Consistency

Consistency can be elusive. 

It requires consistent effort. We develop it when we overcome the human tendency to expend less effort. We actually secretly hope that our success didn’t come from hard work. 

It’s not logical. We want things to be easy. 

I see this often in hockey. A kid backchecks hard to catch a player with the puck. They catch them and then stop. A team works hard to tie a game and then relaxes. Boom. Then the other team makes a run or goes back up.

Why? Maybe it’s a belief that the work is done. Exhaustion. Relief. Hope that the other team will give up. It could be all of those things. 

Consistency is actually a simple concept. But don’t confuse simple with easy. Don’t confuse consistency with perfection, either.  

We love it. Things are predictable. We get results. 

It takes determination. We think it requires big Dial changes. That’s my attempt at a clean joke.

We try to raise the bar and get pumped up. We take on too much and try to be consistent at everything. When we fail, we think we’re not consistent. But here’s the irony — consistently acting and talking that way holds us back. 

Many of us are consistent, it just doesn’t occur to us because it doesn’t seem important.  Every one of us has the ability. 

Here is what has worked for me:

Track obstacles like your environment, thinking, commitment and fears. With each one, tease out another adjustment. Viewing that feedback as an excuse is another way of saying you can’t be consistent. Finding consistency is more than willpower.

More than two years ago, I started meditating daily. I knew I needed better self-care. My plan was to look for areas in my life where I was consistent, and look for clues.

I set aside time to do it. It started with just five minutes, and it worked. But then something would come up. I would miss that time, so I added streak charts and set reminders. Then, I started noticing positive changes in my daily life, and I seemed to struggle when I missed that time. I moved from “should” do it, to “want” to do it, to “need” to do it. 

Some of the material I talked about today comes from a book called Indistractable: How to Control Your Attention and Choose Your Life.

It’s both simple and complex — just like establishing Mental Fitness Fridays. 

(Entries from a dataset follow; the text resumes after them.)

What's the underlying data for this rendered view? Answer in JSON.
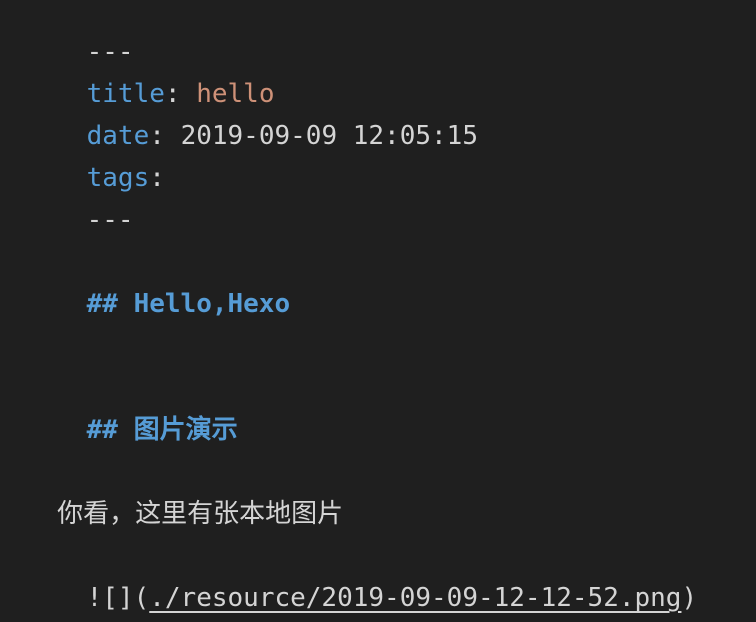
{
  "front_matter": {
    "delimiter": "---",
    "title_key": "title",
    "title_value": "hello",
    "date_key": "date",
    "date_value": "2019-09-09 12:05:15",
    "tags_key": "tags",
    "separator": ":"
  },
  "content": {
    "heading1": "## Hello,Hexo",
    "heading2_marker": "##",
    "heading2_text": "图片演示",
    "paragraph": "你看，这里有张本地图片",
    "image_prefix": "![](",
    "image_url": "./resource/2019-09-09-12-12-52.png",
    "image_suffix": ")"
  },
  "colors": {
    "background": "#1f1f1f",
    "key": "#569cd6",
    "string": "#ce9178",
    "text": "#d4d4d4"
  }
}
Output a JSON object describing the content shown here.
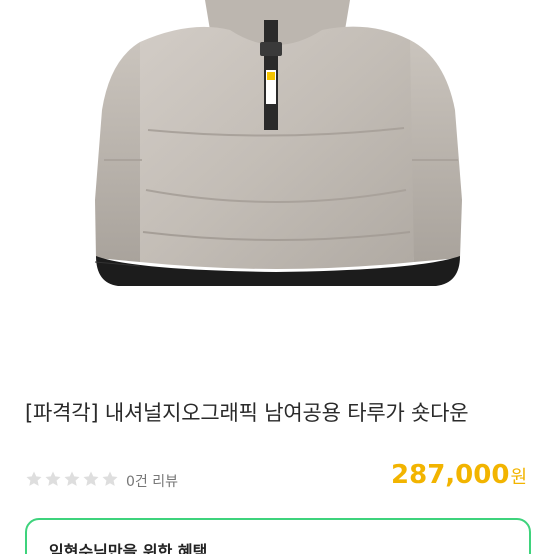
{
  "product": {
    "image_name": "jacket-back-photo",
    "title": "[파격각] 내셔널지오그래픽 남여공용 타루가 숏다운",
    "rating": {
      "stars_total": 5,
      "stars_filled": 0,
      "review_label": "0건 리뷰"
    },
    "price": {
      "amount": "287,000",
      "currency": "원",
      "color": "#f2b400"
    }
  },
  "benefit": {
    "title": "임현수님만을 위한 혜택",
    "border_color": "#3ed37c"
  }
}
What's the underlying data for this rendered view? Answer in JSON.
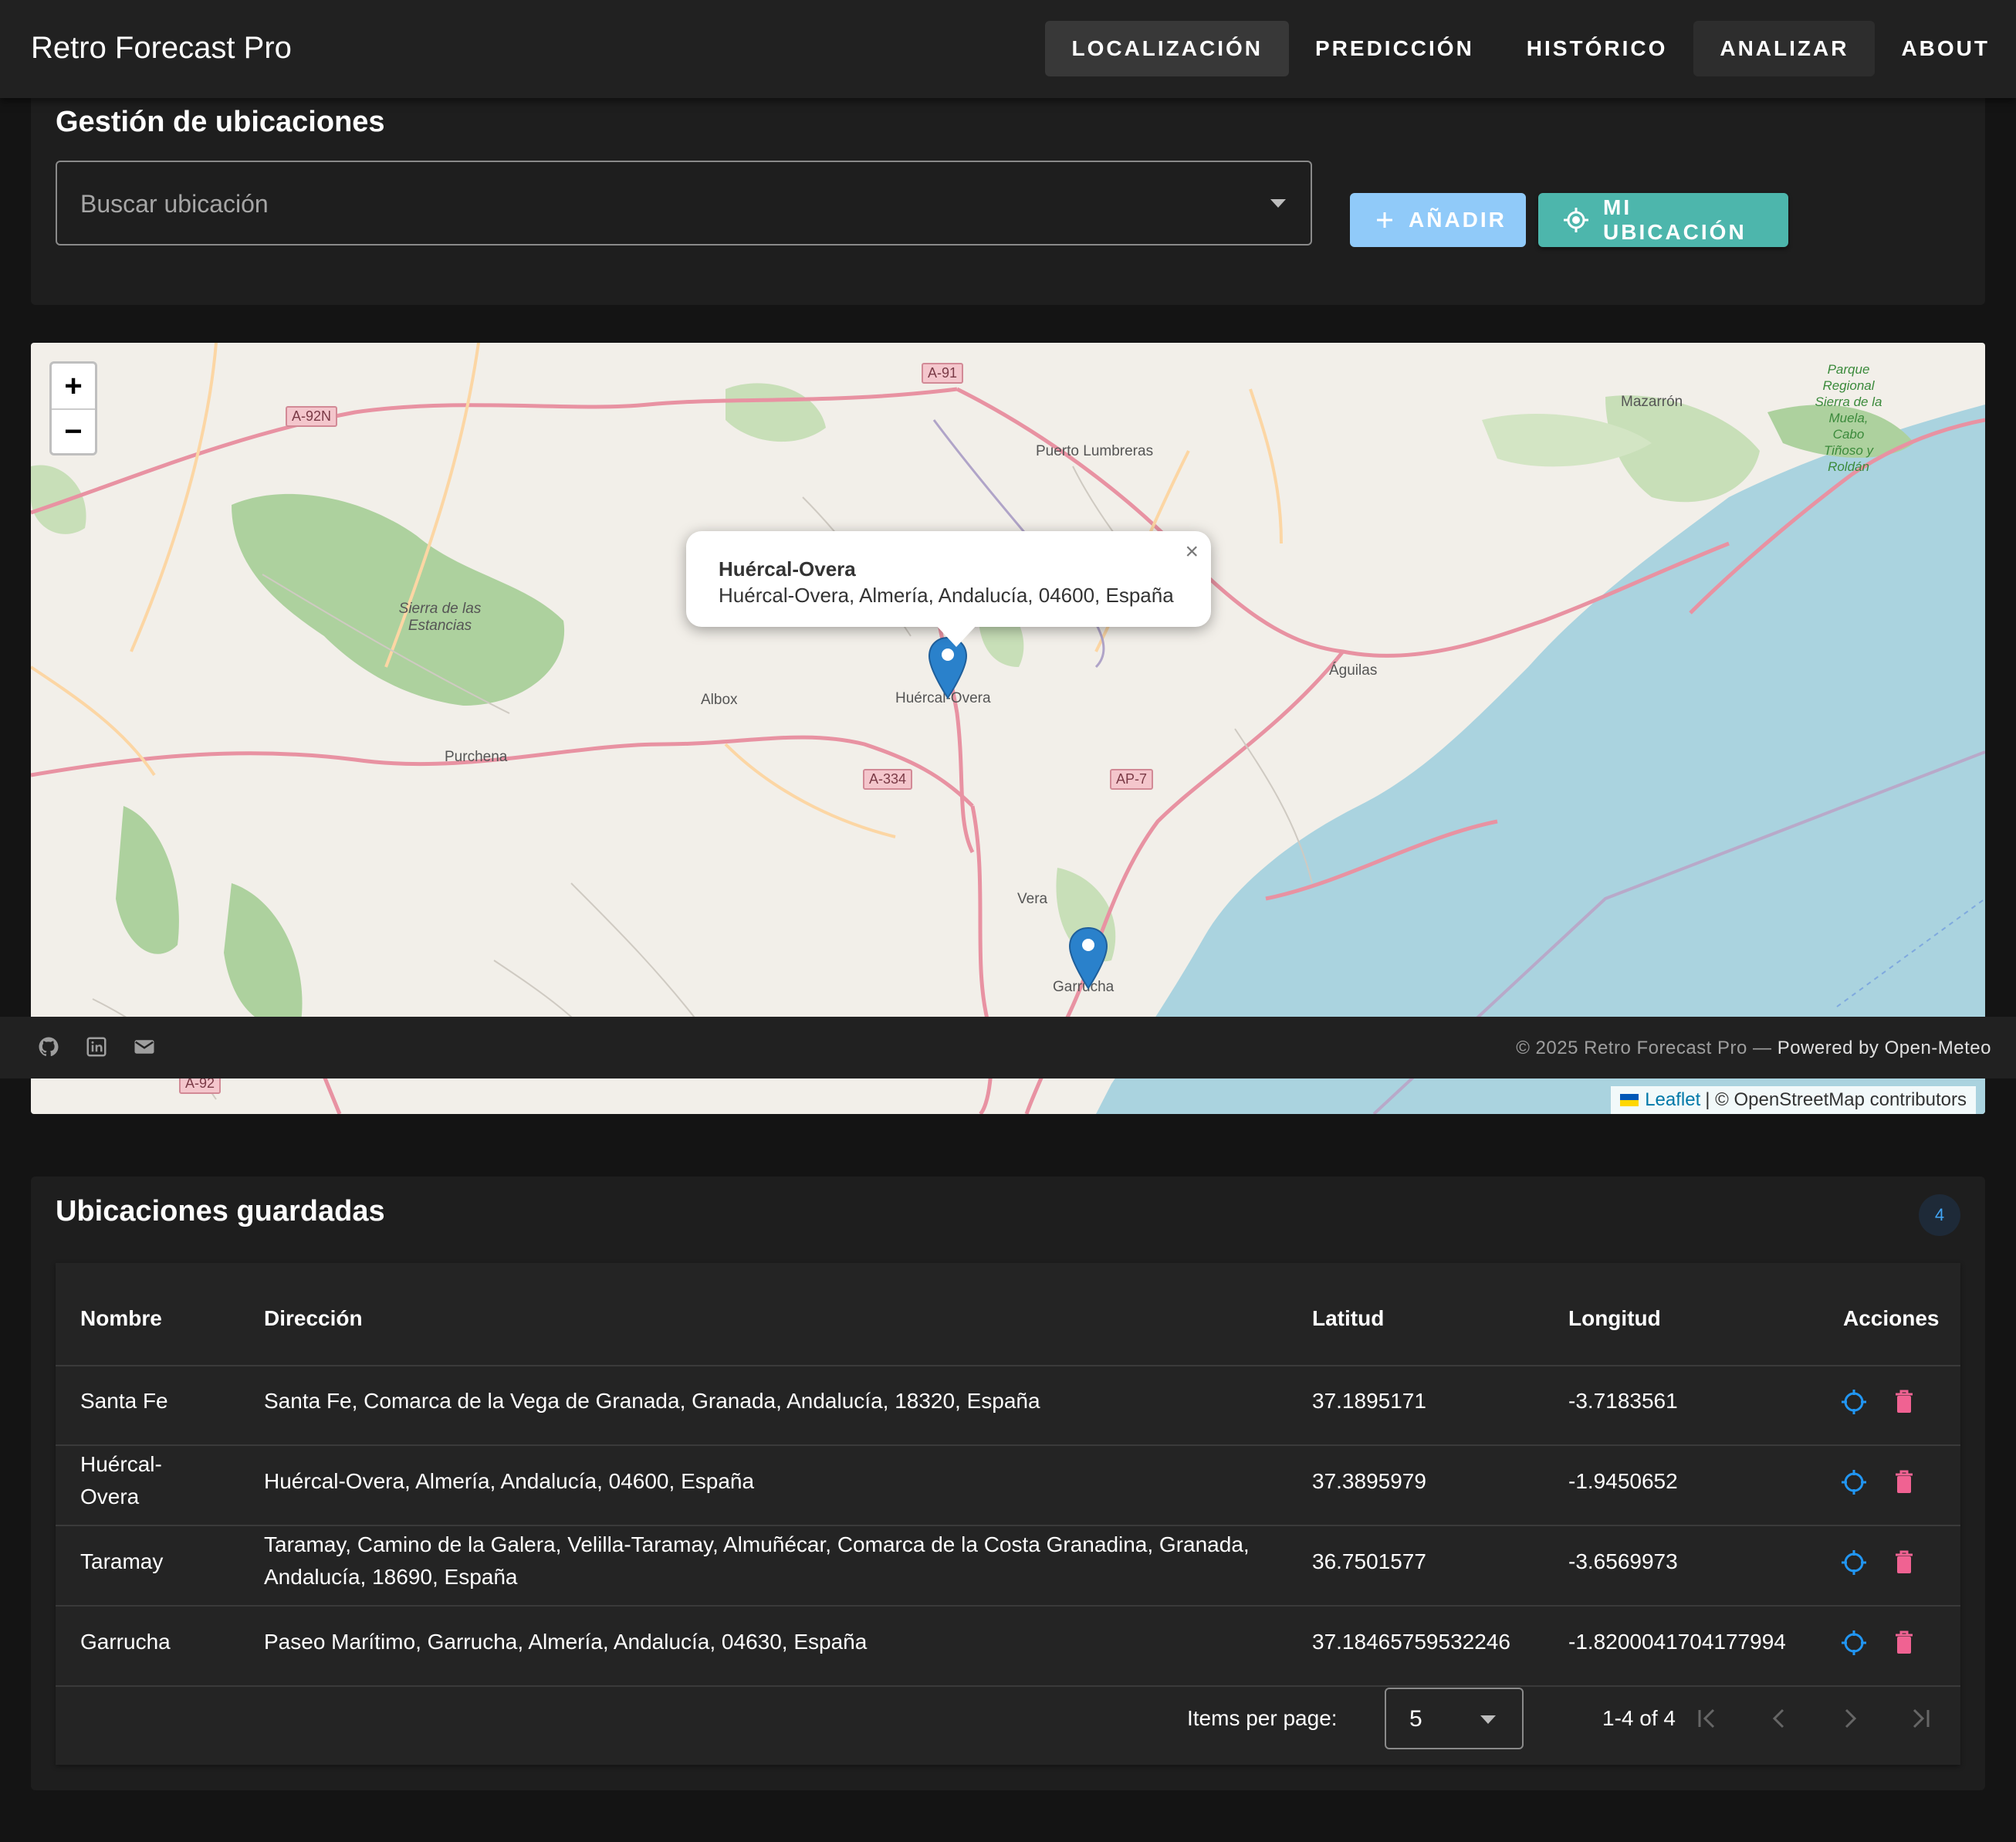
{
  "app": {
    "title": "Retro Forecast Pro"
  },
  "nav": {
    "items": [
      {
        "label": "LOCALIZACIÓN"
      },
      {
        "label": "PREDICCIÓN"
      },
      {
        "label": "HISTÓRICO"
      },
      {
        "label": "ANALIZAR"
      },
      {
        "label": "ABOUT"
      }
    ]
  },
  "manage": {
    "title": "Gestión de ubicaciones",
    "search_placeholder": "Buscar ubicación",
    "add_label": "AÑADIR",
    "my_location_label": "MI UBICACIÓN"
  },
  "map": {
    "zoom_in": "+",
    "zoom_out": "−",
    "popup": {
      "title": "Huércal-Overa",
      "address": "Huércal-Overa, Almería, Andalucía, 04600, España",
      "close": "×"
    },
    "labels": {
      "mazarron": "Mazarrón",
      "puerto_lumbreras": "Puerto Lumbreras",
      "parque": "Parque Regional Sierra de la Muela, Cabo Tiñoso y Roldán",
      "sierra": "Sierra de las Estancias",
      "aguilas": "Águilas",
      "albox": "Albox",
      "huercal": "Huércal-Overa",
      "purchena": "Purchena",
      "vera": "Vera",
      "garrucha": "Garrucha",
      "a91": "A-91",
      "a92n": "A-92N",
      "a334": "A-334",
      "ap7": "AP-7",
      "a92": "A-92"
    },
    "attribution": {
      "leaflet": "Leaflet",
      "rest": "| © OpenStreetMap contributors"
    },
    "colors": {
      "land": "#f2efe9",
      "sea": "#aad3df",
      "forest": "#add19e",
      "road": "#e892a2"
    }
  },
  "footer": {
    "icons": [
      "github-icon",
      "linkedin-icon",
      "mail-icon"
    ],
    "copyright": "© 2025 Retro Forecast Pro — ",
    "powered": "Powered by Open-Meteo"
  },
  "saved": {
    "title": "Ubicaciones guardadas",
    "count": "4",
    "columns": [
      "Nombre",
      "Dirección",
      "Latitud",
      "Longitud",
      "Acciones"
    ],
    "rows": [
      {
        "name": "Santa Fe",
        "address": "Santa Fe, Comarca de la Vega de Granada, Granada, Andalucía, 18320, España",
        "lat": "37.1895171",
        "lon": "-3.7183561"
      },
      {
        "name": "Huércal-Overa",
        "address": "Huércal-Overa, Almería, Andalucía, 04600, España",
        "lat": "37.3895979",
        "lon": "-1.9450652"
      },
      {
        "name": "Taramay",
        "address": "Taramay, Camino de la Galera, Velilla-Taramay, Almuñécar, Comarca de la Costa Granadina, Granada, Andalucía, 18690, España",
        "lat": "36.7501577",
        "lon": "-3.6569973"
      },
      {
        "name": "Garrucha",
        "address": "Paseo Marítimo, Garrucha, Almería, Andalucía, 04630, España",
        "lat": "37.18465759532246",
        "lon": "-1.8200041704177994"
      }
    ],
    "pagination": {
      "items_per_page_label": "Items per page:",
      "items_per_page_value": "5",
      "range": "1-4 of 4"
    },
    "colors": {
      "locate": "#2196f3",
      "delete": "#f06292"
    }
  }
}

I love doing these and want some help. Please email me at [email protected] Tell me what you like, what you don’t, and what you want to know more about. I would love to answer and reach out.

Let’s change the conversation. Talk and learn about mental fitness.